    Tom's, this is the kind of articles we want to see! Not some BS car article, but real comparisons no other website has made...
  • Matsushima
    If you're happy with the performance level that your 5-year-old dualcore gives, there's no need to upgrade or build a new system. I'm happy with this 4-year-old dualcore right now and my Pentium 4 Northwood SINGLE CORE was more than enough for web browsing and some YouTube videos but all that's left now of it is the processor. I miss that boring beige case.

    That said, today's quads have a more efficient and better architecture than those of yesteryear, and the 3570K is a popular choice for enthusiasts.
  • Matsushima
    The 3570K is the new E8400. Less headroom, but the usage and reception are similar.
  • loops
    what no 2500K?

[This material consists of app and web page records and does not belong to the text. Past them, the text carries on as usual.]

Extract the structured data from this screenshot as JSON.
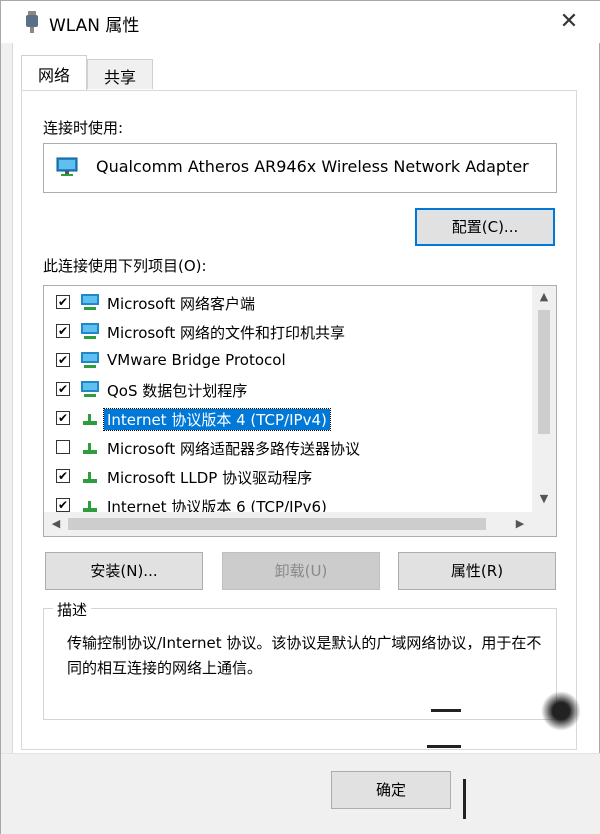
{
  "window": {
    "title": "WLAN 属性",
    "close_glyph": "✕"
  },
  "tabs": [
    {
      "label": "网络"
    },
    {
      "label": "共享"
    }
  ],
  "connect_using": {
    "label": "连接时使用:",
    "adapter": "Qualcomm Atheros AR946x Wireless Network Adapter"
  },
  "configure_button": "配置(C)...",
  "items_label": "此连接使用下列项目(O):",
  "items": [
    {
      "label": "Microsoft 网络客户端",
      "checked": true,
      "icon": "network-monitor-icon"
    },
    {
      "label": "Microsoft 网络的文件和打印机共享",
      "checked": true,
      "icon": "network-monitor-icon"
    },
    {
      "label": "VMware Bridge Protocol",
      "checked": true,
      "icon": "network-monitor-icon"
    },
    {
      "label": "QoS 数据包计划程序",
      "checked": true,
      "icon": "network-monitor-icon"
    },
    {
      "label": "Internet 协议版本 4 (TCP/IPv4)",
      "checked": true,
      "selected": true,
      "icon": "protocol-icon"
    },
    {
      "label": "Microsoft 网络适配器多路传送器协议",
      "checked": false,
      "icon": "protocol-icon"
    },
    {
      "label": "Microsoft LLDP 协议驱动程序",
      "checked": true,
      "icon": "protocol-icon"
    },
    {
      "label": "Internet 协议版本 6 (TCP/IPv6)",
      "checked": true,
      "icon": "protocol-icon"
    }
  ],
  "buttons": {
    "install": "安装(N)...",
    "uninstall": "卸载(U)",
    "properties": "属性(R)",
    "ok": "确定"
  },
  "description": {
    "title": "描述",
    "text": "传输控制协议/Internet 协议。该协议是默认的广域网络协议，用于在不同的相互连接的网络上通信。"
  },
  "colors": {
    "accent": "#0078d7",
    "network_icon": "#1e88c8",
    "protocol_icon": "#2e9d3e"
  }
}
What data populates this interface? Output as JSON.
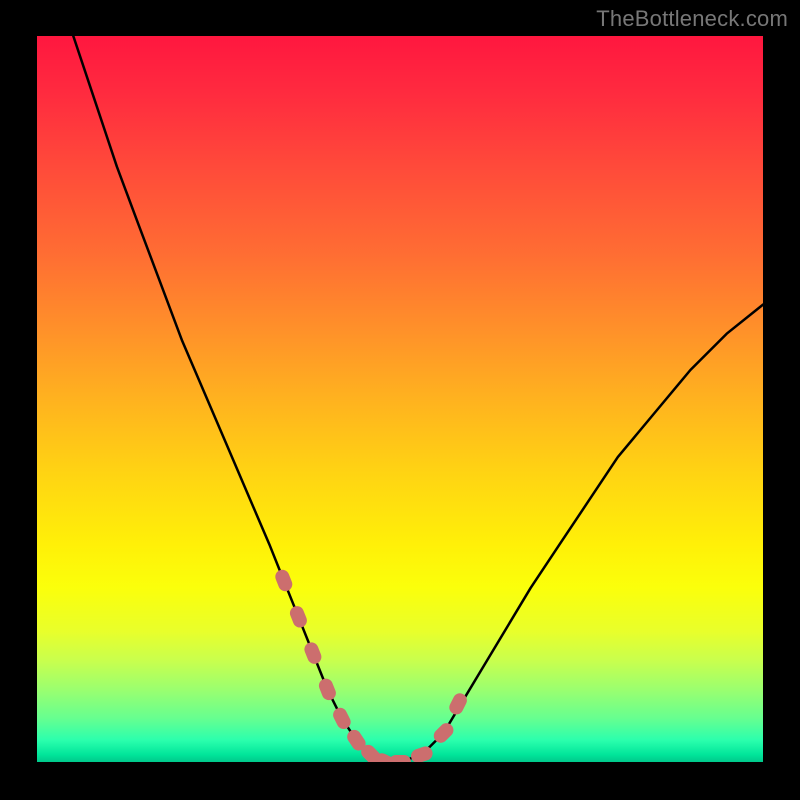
{
  "watermark": "TheBottleneck.com",
  "colors": {
    "background": "#000000",
    "curve": "#000000",
    "marker": "#cc6e6e",
    "gradient_top": "#ff173f",
    "gradient_bottom": "#00c98b"
  },
  "chart_data": {
    "type": "line",
    "title": "",
    "xlabel": "",
    "ylabel": "",
    "xlim": [
      0,
      100
    ],
    "ylim": [
      0,
      100
    ],
    "series": [
      {
        "name": "bottleneck-curve",
        "x": [
          5,
          8,
          11,
          14,
          17,
          20,
          23,
          26,
          29,
          32,
          34,
          36,
          38,
          40,
          42,
          44,
          46,
          48,
          50,
          53,
          56,
          59,
          62,
          65,
          68,
          72,
          76,
          80,
          85,
          90,
          95,
          100
        ],
        "y": [
          100,
          91,
          82,
          74,
          66,
          58,
          51,
          44,
          37,
          30,
          25,
          20,
          15,
          10,
          6,
          3,
          1,
          0,
          0,
          1,
          4,
          9,
          14,
          19,
          24,
          30,
          36,
          42,
          48,
          54,
          59,
          63
        ]
      }
    ],
    "markers": {
      "name": "highlight-points",
      "x": [
        34,
        36,
        38,
        40,
        42,
        44,
        46,
        48,
        50,
        53,
        56,
        58
      ],
      "y": [
        25,
        20,
        15,
        10,
        6,
        3,
        1,
        0,
        0,
        1,
        4,
        8
      ]
    }
  }
}
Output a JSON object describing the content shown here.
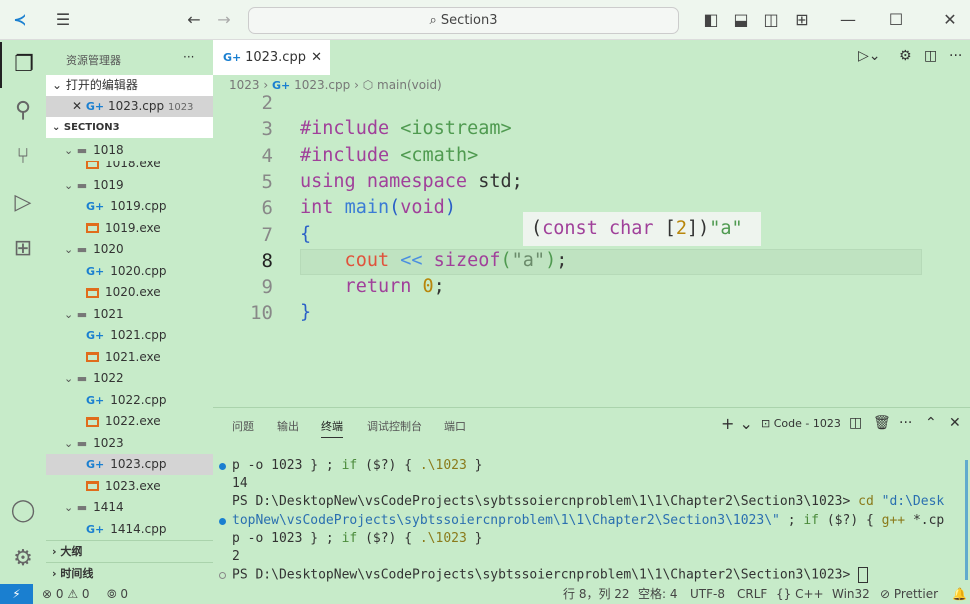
{
  "titlebar": {
    "search": "Section3",
    "icons": [
      "vscode-logo-icon",
      "menu-icon",
      "back-icon",
      "forward-icon",
      "search-icon",
      "toggle-sidebar-icon",
      "toggle-panel-icon",
      "toggle-secondary-icon",
      "customize-layout-icon",
      "minimize-icon",
      "maximize-icon",
      "close-icon"
    ]
  },
  "sidebar": {
    "title": "资源管理器",
    "more": "···",
    "open_editors": "打开的编辑器",
    "open_file": {
      "name": "1023.cpp",
      "desc": "1023"
    },
    "section": "SECTION3",
    "sticky": {
      "name": "1018",
      "type": "folder"
    },
    "tree": [
      {
        "name": "1018.exe",
        "type": "exe"
      },
      {
        "name": "1019",
        "type": "folder"
      },
      {
        "name": "1019.cpp",
        "type": "cpp"
      },
      {
        "name": "1019.exe",
        "type": "exe"
      },
      {
        "name": "1020",
        "type": "folder"
      },
      {
        "name": "1020.cpp",
        "type": "cpp"
      },
      {
        "name": "1020.exe",
        "type": "exe"
      },
      {
        "name": "1021",
        "type": "folder"
      },
      {
        "name": "1021.cpp",
        "type": "cpp"
      },
      {
        "name": "1021.exe",
        "type": "exe"
      },
      {
        "name": "1022",
        "type": "folder"
      },
      {
        "name": "1022.cpp",
        "type": "cpp"
      },
      {
        "name": "1022.exe",
        "type": "exe"
      },
      {
        "name": "1023",
        "type": "folder"
      },
      {
        "name": "1023.cpp",
        "type": "cpp",
        "selected": true
      },
      {
        "name": "1023.exe",
        "type": "exe"
      },
      {
        "name": "1414",
        "type": "folder"
      },
      {
        "name": "1414.cpp",
        "type": "cpp"
      }
    ],
    "outline": "大纲",
    "timeline": "时间线"
  },
  "editor": {
    "tab": "1023.cpp",
    "breadcrumb": [
      "1023",
      "1023.cpp",
      "main(void)"
    ],
    "lines": [
      {
        "n": "2",
        "t": []
      },
      {
        "n": "3",
        "t": [
          [
            "#include ",
            "#a0409a"
          ],
          [
            "<iostream>",
            "#4f9a50"
          ]
        ]
      },
      {
        "n": "4",
        "t": [
          [
            "#include ",
            "#a0409a"
          ],
          [
            "<cmath>",
            "#4f9a50"
          ]
        ]
      },
      {
        "n": "5",
        "t": [
          [
            "using namespace ",
            "#a0409a"
          ],
          [
            "std;",
            "#333"
          ]
        ]
      },
      {
        "n": "6",
        "t": [
          [
            "int ",
            "#a0409a"
          ],
          [
            "main",
            "#3a7bd5"
          ],
          [
            "(",
            "#2a5fc7"
          ],
          [
            "void",
            "#a0409a"
          ],
          [
            ")",
            "#2a5fc7"
          ]
        ]
      },
      {
        "n": "7",
        "t": [
          [
            "{",
            "#2a5fc7"
          ]
        ]
      },
      {
        "n": "8",
        "t": [
          [
            "    cout ",
            "#e0533c"
          ],
          [
            "<< ",
            "#4a8ee0"
          ],
          [
            "sizeof",
            "#a0409a"
          ],
          [
            "(",
            "#4f9a50"
          ],
          [
            "\"a\"",
            "#6a8a6a"
          ],
          [
            ")",
            "#4f9a50"
          ],
          [
            ";",
            "#333"
          ]
        ]
      },
      {
        "n": "9",
        "t": [
          [
            "    return ",
            "#a0409a"
          ],
          [
            "0",
            "#b8860b"
          ],
          [
            ";",
            "#333"
          ]
        ]
      },
      {
        "n": "10",
        "t": [
          [
            "}",
            "#2a5fc7"
          ]
        ]
      }
    ],
    "hover": [
      [
        "(",
        "#333"
      ],
      [
        "const char ",
        "#a0409a"
      ],
      [
        "[",
        "#333"
      ],
      [
        "2",
        "#b8860b"
      ],
      [
        "])",
        "#333"
      ],
      [
        "\"a\"",
        "#4f9a50"
      ]
    ]
  },
  "panel": {
    "tabs": [
      "问题",
      "输出",
      "终端",
      "调试控制台",
      "端口"
    ],
    "active": "终端",
    "terminal_name": "Code - 1023",
    "lines": [
      {
        "dot": "blue",
        "t": [
          [
            "p -o 1023 } ; ",
            "#333"
          ],
          [
            "if ",
            "#4a8a3a"
          ],
          [
            "($?) { ",
            "#333"
          ],
          [
            ".\\1023 ",
            "#8a7a1a"
          ],
          [
            "}",
            "#333"
          ]
        ]
      },
      {
        "t": [
          [
            "14",
            "#333"
          ]
        ]
      },
      {
        "t": [
          [
            "PS D:\\DesktopNew\\vsCodeProjects\\sybtssoiercnproblem\\1\\1\\Chapter2\\Section3\\1023> ",
            "#333"
          ],
          [
            "cd ",
            "#8a7a1a"
          ],
          [
            "\"d:\\Desk",
            "#2a6fb0"
          ]
        ]
      },
      {
        "dot": "blue",
        "t": [
          [
            "topNew\\vsCodeProjects\\sybtssoiercnproblem\\1\\1\\Chapter2\\Section3\\1023\\\"",
            "#2a6fb0"
          ],
          [
            " ; ",
            "#333"
          ],
          [
            "if ",
            "#4a8a3a"
          ],
          [
            "($?) { ",
            "#333"
          ],
          [
            "g++ ",
            "#8a7a1a"
          ],
          [
            "*.cp",
            "#333"
          ]
        ]
      },
      {
        "t": [
          [
            "p -o 1023 } ; ",
            "#333"
          ],
          [
            "if ",
            "#4a8a3a"
          ],
          [
            "($?) { ",
            "#333"
          ],
          [
            ".\\1023 ",
            "#8a7a1a"
          ],
          [
            "}",
            "#333"
          ]
        ]
      },
      {
        "t": [
          [
            "2",
            "#333"
          ]
        ]
      },
      {
        "dot": "hollow",
        "t": [
          [
            "PS D:\\DesktopNew\\vsCodeProjects\\sybtssoiercnproblem\\1\\1\\Chapter2\\Section3\\1023> ",
            "#333"
          ]
        ]
      }
    ]
  },
  "status": {
    "remote": "⚡",
    "errors": "0",
    "warnings": "0",
    "ports": "0",
    "position": "行 8，列 22",
    "spaces": "空格: 4",
    "encoding": "UTF-8",
    "eol": "CRLF",
    "language": "C++",
    "platform": "Win32",
    "prettier": "Prettier"
  },
  "colors": {
    "background": "#c7ebc9",
    "accent": "#1a7fd0",
    "remote": "#1a7fd0"
  }
}
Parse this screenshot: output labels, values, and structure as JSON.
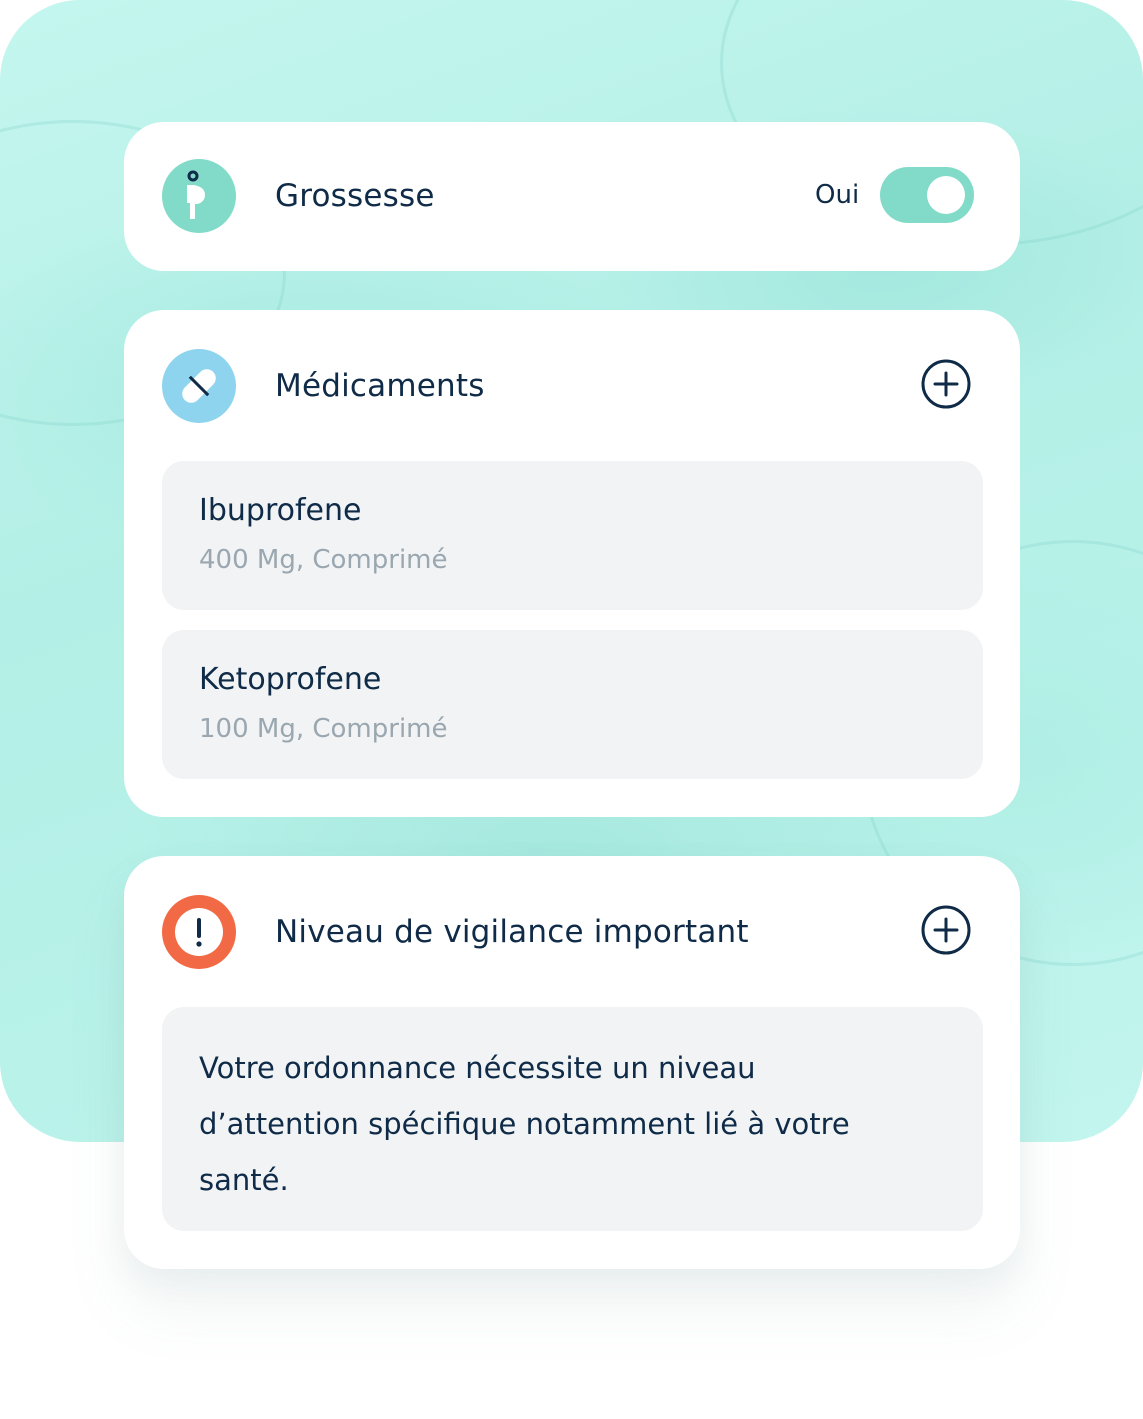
{
  "pregnancy": {
    "title": "Grossesse",
    "icon": "pregnancy-icon",
    "toggle_label": "Oui",
    "toggle_on": true
  },
  "medications": {
    "title": "Médicaments",
    "icon": "pill-icon",
    "add_icon": "plus-circle-icon",
    "items": [
      {
        "name": "Ibuprofene",
        "detail": "400 Mg, Comprimé"
      },
      {
        "name": "Ketoprofene",
        "detail": "100 Mg, Comprimé"
      }
    ]
  },
  "vigilance": {
    "title": "Niveau de vigilance important",
    "icon": "exclamation-icon",
    "add_icon": "plus-circle-icon",
    "message": "Votre ordonnance nécessite un niveau d’attention spécifique notamment lié à votre santé."
  },
  "colors": {
    "text": "#0f2b47",
    "muted": "#9aa7b0",
    "teal": "#82dbc8",
    "blue": "#8fd4ef",
    "orange": "#f26a45"
  }
}
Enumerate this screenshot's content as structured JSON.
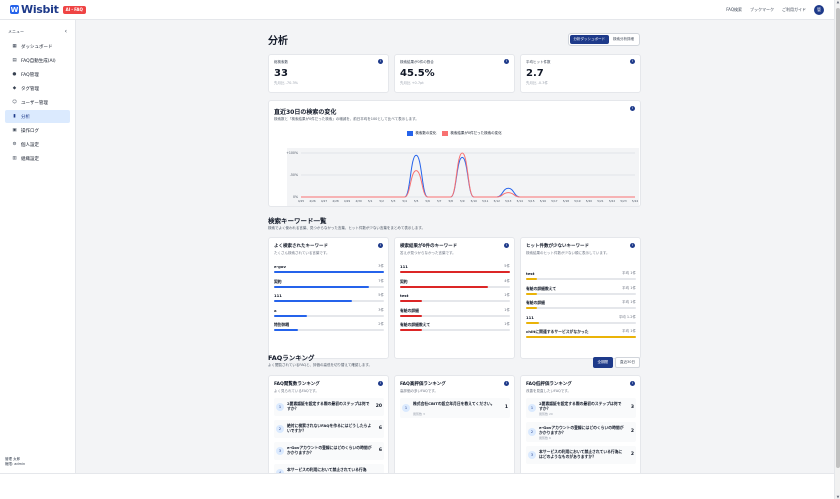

  • ingtar33
    basically, this is saying that the P4m architecture which lead to the core2duo and by extension then the core i series was the pinnacle of cpu innovation.

    intel made all their leaps forward with this architecture, and killed AMD in the process. And has never really moved past it... 6 years on and it still stands toe to toe with the latest and greatest.

    I'm not that surprised really.
  • SteelwingVery nice review! I've got a C2D E6600 (2.4 GHz) and had been considering the Core i5-3570K (or possibly wait for a Haswell i5) and was wondering about the performance differences. My CPU is still good for a lot of apps, but I can definitely see a reason to upgrade.

    i have both and the 3570k is significantly faster than an e6600, i always had problems with the e6600 not being fast enough for my taste, its a night and day difference between the 2
  • Cataclysm_ZA
    Average frame rate data and frame rate over time, but no analysis of frame time variance? Its a good article and my rig probably falls in line with the E8400 at stock, but come on Tom's, you have all the data from FRAPS right there. You can do better than this.
  • Achoo22
    Neat article. I enjoyed reading it, and I'm sure there are a lot of folks thinking about upgrading that valued the information even more than I do.
  • JJ1217
    My old E8400 is still standing strong in my fathers rig. Never hiccuped, although he always complains about how slow his computer is because he still uses an IDE drive..
  • fteoOpty646
    lpedraja2002Excellent article, I'm glad I have a more accurate idea on where I stand based on CPU performance, I'm still using my trusty Q6600, G0 @ 3.2ghz.

    My Q6600 is down clocked to 1.5Ghz to save power and noise/temperature running Ubuntu 12.10. It feels as fast as any modern PC running web stuff and playing videos. In the old Windows days, it was clocked to 3Ghz to get some kick. Still kicking nicely after all these years in a Fatality board with GigE blown off by lightning spike, so using a Wifi module to a home NAS. The board has survived 3 power-supply failures!.